Would you copy each line of the data below that has "this"?

━━━━━ Available records ━━━━━

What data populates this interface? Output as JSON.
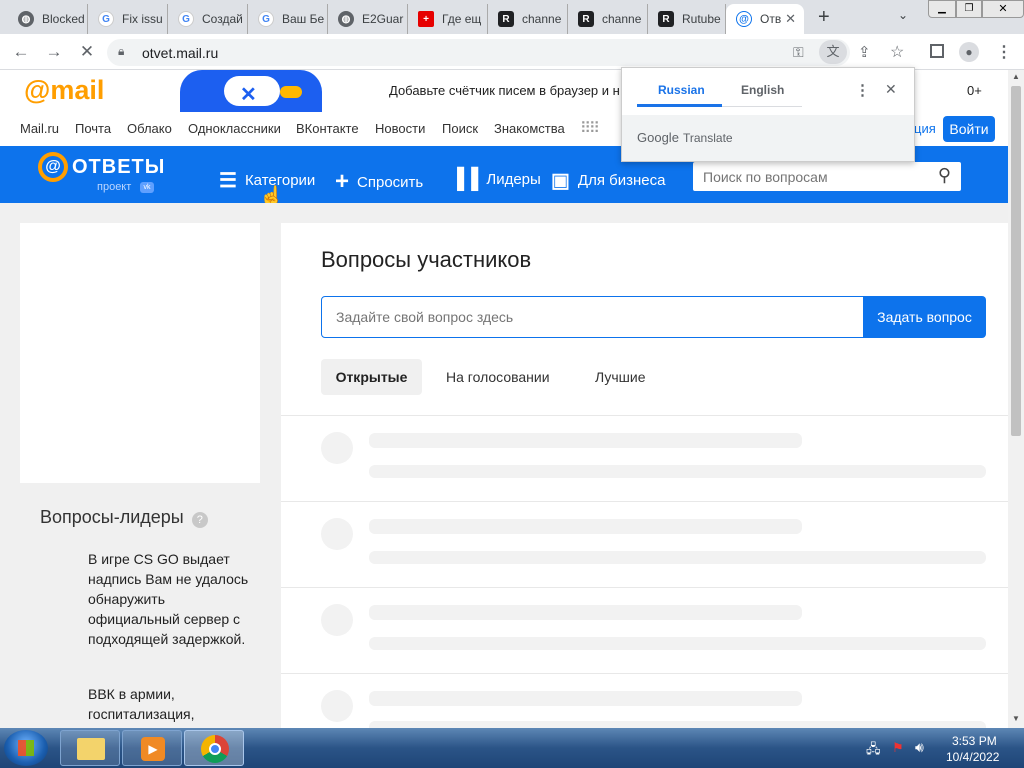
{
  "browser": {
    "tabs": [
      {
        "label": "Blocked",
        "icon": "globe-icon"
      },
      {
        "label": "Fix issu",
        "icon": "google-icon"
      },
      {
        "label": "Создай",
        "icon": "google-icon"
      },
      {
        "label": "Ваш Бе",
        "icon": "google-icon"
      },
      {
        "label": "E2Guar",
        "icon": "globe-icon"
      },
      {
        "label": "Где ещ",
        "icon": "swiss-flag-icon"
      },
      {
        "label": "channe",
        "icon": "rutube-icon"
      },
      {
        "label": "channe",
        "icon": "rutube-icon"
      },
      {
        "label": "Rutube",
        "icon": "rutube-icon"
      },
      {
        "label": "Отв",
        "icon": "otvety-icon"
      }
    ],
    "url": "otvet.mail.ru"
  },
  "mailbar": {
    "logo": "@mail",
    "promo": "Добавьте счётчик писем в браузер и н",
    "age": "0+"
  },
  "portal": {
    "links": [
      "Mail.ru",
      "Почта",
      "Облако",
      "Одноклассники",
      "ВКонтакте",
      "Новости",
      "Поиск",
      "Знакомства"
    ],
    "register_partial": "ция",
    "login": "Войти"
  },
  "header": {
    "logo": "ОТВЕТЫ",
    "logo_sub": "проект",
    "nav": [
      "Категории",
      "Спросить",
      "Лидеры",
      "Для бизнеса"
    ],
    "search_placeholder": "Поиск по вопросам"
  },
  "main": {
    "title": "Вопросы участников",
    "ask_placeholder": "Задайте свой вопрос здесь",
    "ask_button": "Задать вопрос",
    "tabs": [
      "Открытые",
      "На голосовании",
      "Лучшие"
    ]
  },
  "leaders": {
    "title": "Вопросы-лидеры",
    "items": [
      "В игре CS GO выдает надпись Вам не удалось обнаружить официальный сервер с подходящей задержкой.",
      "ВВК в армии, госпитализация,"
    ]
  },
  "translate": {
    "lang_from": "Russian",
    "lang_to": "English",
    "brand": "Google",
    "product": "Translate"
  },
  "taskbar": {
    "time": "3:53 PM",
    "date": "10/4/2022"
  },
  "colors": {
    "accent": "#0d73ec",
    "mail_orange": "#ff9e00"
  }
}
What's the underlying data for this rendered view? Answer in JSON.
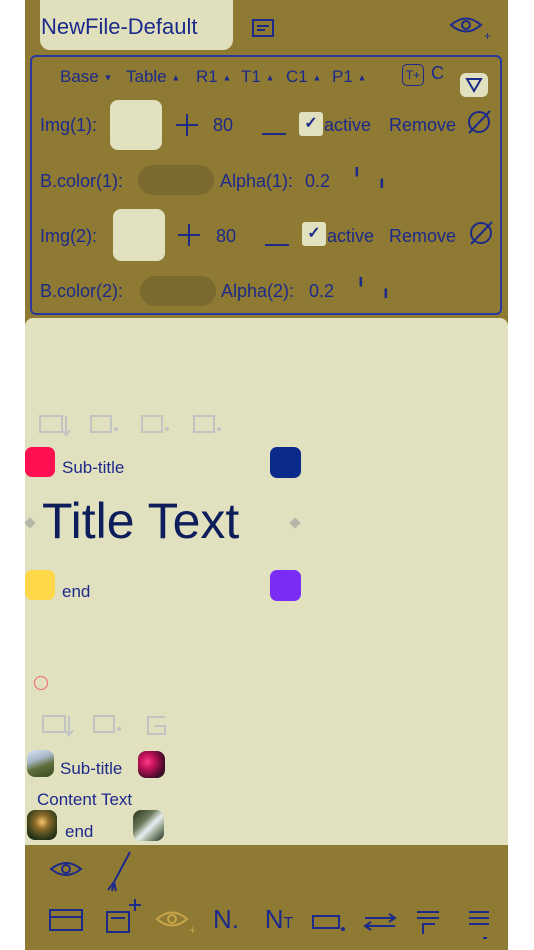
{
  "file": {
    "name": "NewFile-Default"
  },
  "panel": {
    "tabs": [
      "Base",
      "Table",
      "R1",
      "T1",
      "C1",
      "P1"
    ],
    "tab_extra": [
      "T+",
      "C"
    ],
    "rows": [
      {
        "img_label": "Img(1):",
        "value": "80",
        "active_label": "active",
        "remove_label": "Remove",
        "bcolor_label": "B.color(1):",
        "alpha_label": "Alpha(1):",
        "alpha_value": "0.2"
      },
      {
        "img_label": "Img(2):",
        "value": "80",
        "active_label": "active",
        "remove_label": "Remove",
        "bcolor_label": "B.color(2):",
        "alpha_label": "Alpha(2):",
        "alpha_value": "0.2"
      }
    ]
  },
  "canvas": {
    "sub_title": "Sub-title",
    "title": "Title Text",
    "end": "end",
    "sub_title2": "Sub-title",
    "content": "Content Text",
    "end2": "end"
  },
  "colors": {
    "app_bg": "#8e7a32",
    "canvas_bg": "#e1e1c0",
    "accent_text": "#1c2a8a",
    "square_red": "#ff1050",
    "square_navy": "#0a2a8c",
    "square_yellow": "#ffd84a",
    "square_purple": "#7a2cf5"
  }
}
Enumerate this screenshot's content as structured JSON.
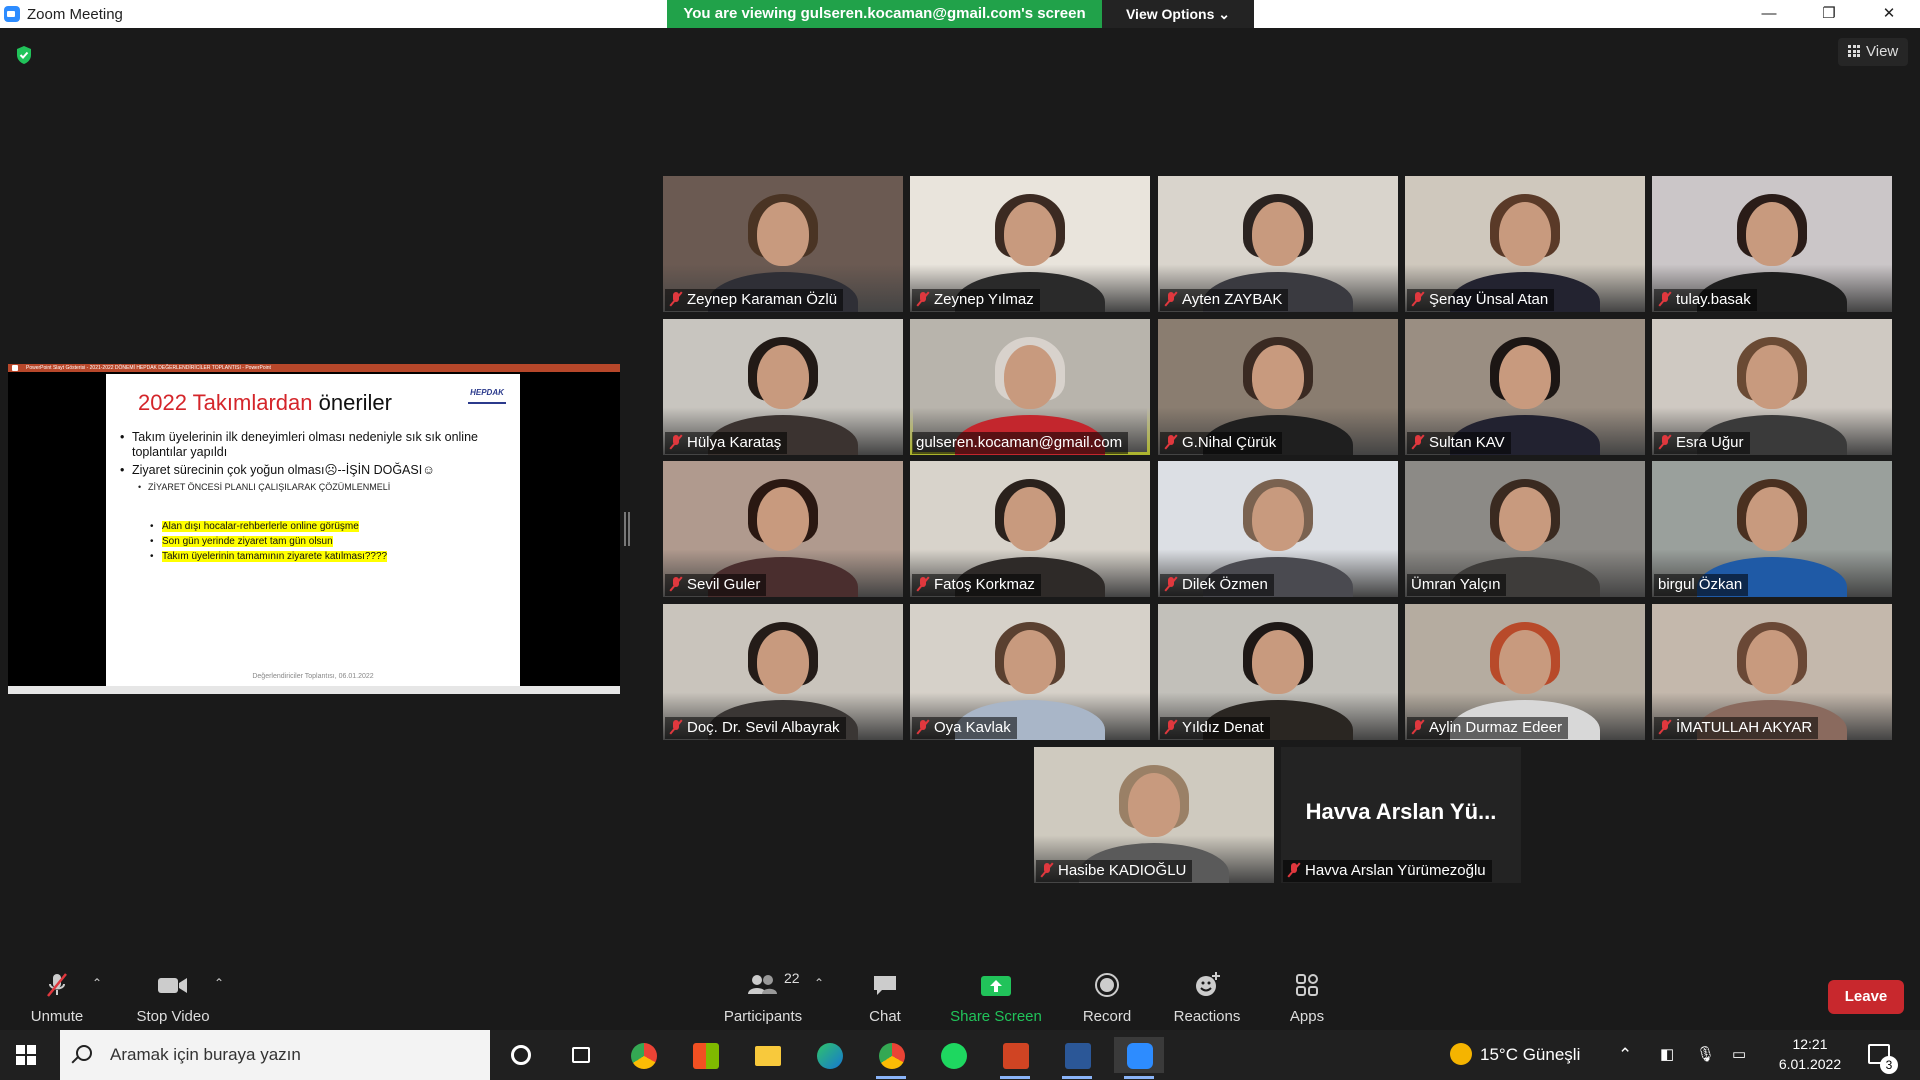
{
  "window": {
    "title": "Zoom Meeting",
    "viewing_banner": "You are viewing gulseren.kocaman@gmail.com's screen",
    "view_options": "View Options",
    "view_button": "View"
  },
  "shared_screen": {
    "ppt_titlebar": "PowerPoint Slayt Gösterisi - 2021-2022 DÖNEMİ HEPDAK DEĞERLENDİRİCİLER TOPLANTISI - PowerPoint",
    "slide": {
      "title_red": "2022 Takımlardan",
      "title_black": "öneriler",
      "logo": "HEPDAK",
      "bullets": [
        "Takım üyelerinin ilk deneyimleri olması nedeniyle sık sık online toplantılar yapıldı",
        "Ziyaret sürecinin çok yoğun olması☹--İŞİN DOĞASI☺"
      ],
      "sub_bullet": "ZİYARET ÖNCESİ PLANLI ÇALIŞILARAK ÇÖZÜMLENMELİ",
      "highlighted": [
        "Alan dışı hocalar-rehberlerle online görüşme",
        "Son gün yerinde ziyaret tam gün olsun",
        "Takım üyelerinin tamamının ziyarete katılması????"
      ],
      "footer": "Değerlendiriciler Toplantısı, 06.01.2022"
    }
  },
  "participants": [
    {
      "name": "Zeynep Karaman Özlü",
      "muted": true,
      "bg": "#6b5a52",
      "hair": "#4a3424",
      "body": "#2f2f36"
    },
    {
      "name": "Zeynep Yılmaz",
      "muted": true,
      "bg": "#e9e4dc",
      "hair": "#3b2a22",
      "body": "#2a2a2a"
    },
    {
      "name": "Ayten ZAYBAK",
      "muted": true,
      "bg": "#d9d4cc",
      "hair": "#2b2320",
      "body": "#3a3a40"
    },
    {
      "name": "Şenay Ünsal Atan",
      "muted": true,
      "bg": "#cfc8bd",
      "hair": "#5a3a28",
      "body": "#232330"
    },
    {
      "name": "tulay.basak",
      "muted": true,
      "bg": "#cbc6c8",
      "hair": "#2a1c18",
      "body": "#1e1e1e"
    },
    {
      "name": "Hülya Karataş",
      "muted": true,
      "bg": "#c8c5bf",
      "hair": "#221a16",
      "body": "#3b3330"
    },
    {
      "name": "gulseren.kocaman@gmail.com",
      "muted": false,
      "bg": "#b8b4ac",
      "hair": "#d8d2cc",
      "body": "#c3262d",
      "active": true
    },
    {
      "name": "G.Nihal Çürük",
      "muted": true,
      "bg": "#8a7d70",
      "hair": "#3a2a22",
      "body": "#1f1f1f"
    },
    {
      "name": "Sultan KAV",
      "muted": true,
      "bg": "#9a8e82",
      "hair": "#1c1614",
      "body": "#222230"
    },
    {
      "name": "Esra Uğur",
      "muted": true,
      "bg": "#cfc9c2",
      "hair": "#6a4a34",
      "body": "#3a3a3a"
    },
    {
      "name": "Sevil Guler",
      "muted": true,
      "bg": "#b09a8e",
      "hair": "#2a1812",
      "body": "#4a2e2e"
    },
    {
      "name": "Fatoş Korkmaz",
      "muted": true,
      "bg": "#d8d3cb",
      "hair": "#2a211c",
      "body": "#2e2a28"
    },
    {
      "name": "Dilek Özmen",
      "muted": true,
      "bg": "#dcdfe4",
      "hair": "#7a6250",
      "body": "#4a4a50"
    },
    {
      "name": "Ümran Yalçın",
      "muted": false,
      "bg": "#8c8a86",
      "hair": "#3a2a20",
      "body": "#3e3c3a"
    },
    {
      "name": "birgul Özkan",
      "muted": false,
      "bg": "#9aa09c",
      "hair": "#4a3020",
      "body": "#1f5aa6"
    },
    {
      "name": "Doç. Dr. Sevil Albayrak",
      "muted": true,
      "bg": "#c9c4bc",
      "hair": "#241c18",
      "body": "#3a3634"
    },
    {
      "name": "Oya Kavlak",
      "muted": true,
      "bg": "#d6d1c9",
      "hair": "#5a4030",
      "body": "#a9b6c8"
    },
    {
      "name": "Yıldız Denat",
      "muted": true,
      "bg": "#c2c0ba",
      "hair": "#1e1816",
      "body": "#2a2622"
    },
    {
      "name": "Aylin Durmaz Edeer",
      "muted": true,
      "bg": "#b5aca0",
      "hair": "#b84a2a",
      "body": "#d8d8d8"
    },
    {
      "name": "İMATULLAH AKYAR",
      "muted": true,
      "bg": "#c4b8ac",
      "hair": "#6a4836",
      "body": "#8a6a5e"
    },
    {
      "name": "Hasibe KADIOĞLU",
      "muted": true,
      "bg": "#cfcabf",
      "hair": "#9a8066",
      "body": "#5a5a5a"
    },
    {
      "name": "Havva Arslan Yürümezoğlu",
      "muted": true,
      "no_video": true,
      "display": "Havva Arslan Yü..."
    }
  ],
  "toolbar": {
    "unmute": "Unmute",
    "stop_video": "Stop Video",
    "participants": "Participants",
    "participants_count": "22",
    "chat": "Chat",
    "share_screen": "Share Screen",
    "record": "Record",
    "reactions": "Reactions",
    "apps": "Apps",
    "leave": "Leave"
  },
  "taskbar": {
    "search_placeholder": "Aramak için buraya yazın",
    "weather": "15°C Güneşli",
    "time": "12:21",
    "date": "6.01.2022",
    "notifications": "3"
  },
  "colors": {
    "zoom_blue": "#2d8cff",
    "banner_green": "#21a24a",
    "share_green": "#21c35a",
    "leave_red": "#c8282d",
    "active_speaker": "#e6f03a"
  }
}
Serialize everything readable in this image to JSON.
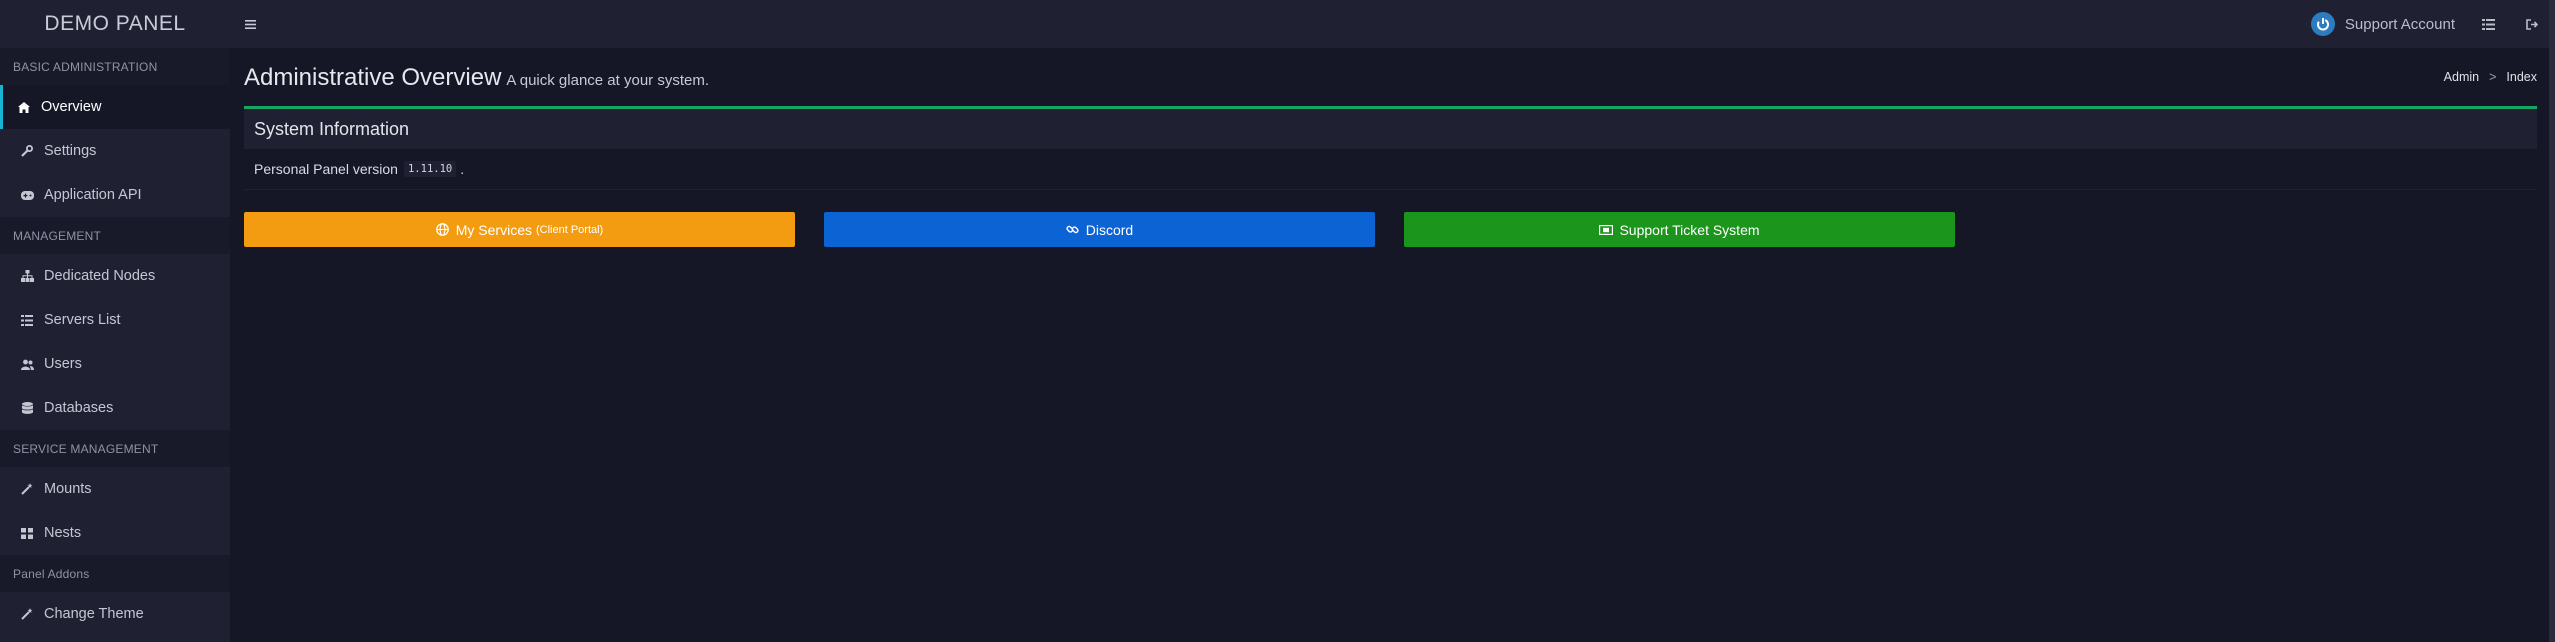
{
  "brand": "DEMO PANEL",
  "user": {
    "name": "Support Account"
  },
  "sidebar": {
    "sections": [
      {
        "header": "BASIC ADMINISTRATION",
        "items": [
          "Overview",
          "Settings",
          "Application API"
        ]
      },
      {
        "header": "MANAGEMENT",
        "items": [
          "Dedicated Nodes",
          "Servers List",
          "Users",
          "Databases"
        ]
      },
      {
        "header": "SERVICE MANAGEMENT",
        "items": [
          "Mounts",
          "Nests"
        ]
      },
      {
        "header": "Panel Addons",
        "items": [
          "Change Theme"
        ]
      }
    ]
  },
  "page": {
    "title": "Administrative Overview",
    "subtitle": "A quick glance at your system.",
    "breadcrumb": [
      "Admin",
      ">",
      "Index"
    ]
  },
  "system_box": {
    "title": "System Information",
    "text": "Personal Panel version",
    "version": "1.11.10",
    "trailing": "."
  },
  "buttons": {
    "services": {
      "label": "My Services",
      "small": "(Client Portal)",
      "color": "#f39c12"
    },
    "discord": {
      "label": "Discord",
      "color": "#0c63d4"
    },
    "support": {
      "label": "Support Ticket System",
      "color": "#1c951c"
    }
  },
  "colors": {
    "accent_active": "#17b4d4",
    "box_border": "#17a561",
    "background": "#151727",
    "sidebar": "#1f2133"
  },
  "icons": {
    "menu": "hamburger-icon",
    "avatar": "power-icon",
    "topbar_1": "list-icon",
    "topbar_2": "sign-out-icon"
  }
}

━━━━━

## Result
What data populates this interface? Output as JSON.
What's the underlying data for this rendered view? Answer in JSON.
Enumerate this screenshot's content as structured JSON.
Serialize everything readable in this image to JSON.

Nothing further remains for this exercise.